Illinois Appellate Court decision (August 7, 2014). (Note- this decision may be cited as precedent only in the limited circumstances allowed under Illinois Supreme Court Rule 23(e)(1)).
The plaintiff in this action filed suit against her HOA to challenge an amendment to the Association’s restrictive covenants that, in part, prohibited homeowners from leasing their residences. The plaintiff had owned and leased out her property for 26 years prior to adoption of the amendment with no history of problems relating to her tenants and sought a “hardship” exception that was denied following passage of the amendment. The lower court applied the principles of contract law to the case and concluded that the amendment was arbitrary and the HOA appealed.
The appellate court affirmed the lower court’s decision after finding that the amendment that had been adopted by the Association was not “reasonable, clear, or definite” and was thus subject to arbitrary enforcement. The court commented that restrictions on the use of an owner’s property are not favored, courts will enforce them “if they are reasonable, clear, definite, and not contrary to public policy.” The amendment in question purported to: (i) prohibit the rental and leasing of units, but it allowed the Association to do so (in order to recoup money owed to it); (ii) require owner occupancy when there could be countless reasonable circumstances that could prevent same; (iii) subject owners who violated the restriction to sanctions with no means of being able to recoup their losses. Additionally, the amendment did not provide standards for the Association’s review of non-owner occupancy or for review hardship applications.

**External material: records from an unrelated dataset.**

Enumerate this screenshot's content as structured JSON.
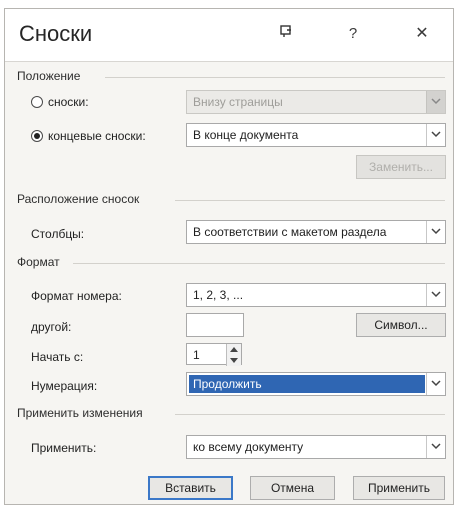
{
  "window": {
    "title": "Сноски",
    "help_label": "?",
    "close_label": "✕",
    "pin_icon": "pin-icon"
  },
  "position": {
    "section_title": "Положение",
    "footnotes_label": "сноски:",
    "footnotes_value": "Внизу страницы",
    "endnotes_label": "концевые сноски:",
    "endnotes_value": "В конце документа",
    "selected": "endnotes",
    "replace_button": "Заменить..."
  },
  "layout": {
    "section_title": "Расположение сносок",
    "columns_label": "Столбцы:",
    "columns_value": "В соответствии с макетом раздела"
  },
  "format": {
    "section_title": "Формат",
    "number_format_label": "Формат номера:",
    "number_format_value": "1, 2, 3, ...",
    "custom_label": "другой:",
    "custom_value": "",
    "symbol_button": "Символ...",
    "start_at_label": "Начать с:",
    "start_at_value": "1",
    "numbering_label": "Нумерация:",
    "numbering_value": "Продолжить"
  },
  "apply": {
    "section_title": "Применить изменения",
    "apply_to_label": "Применить:",
    "apply_to_value": "ко всему документу"
  },
  "buttons": {
    "insert": "Вставить",
    "cancel": "Отмена",
    "apply": "Применить"
  }
}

See case decision:Studiger_v._Honeytree_Townhouse_Improvement_Ass’n_2014_IL_App_(3d)_130821-U_(Ill._App._2014)1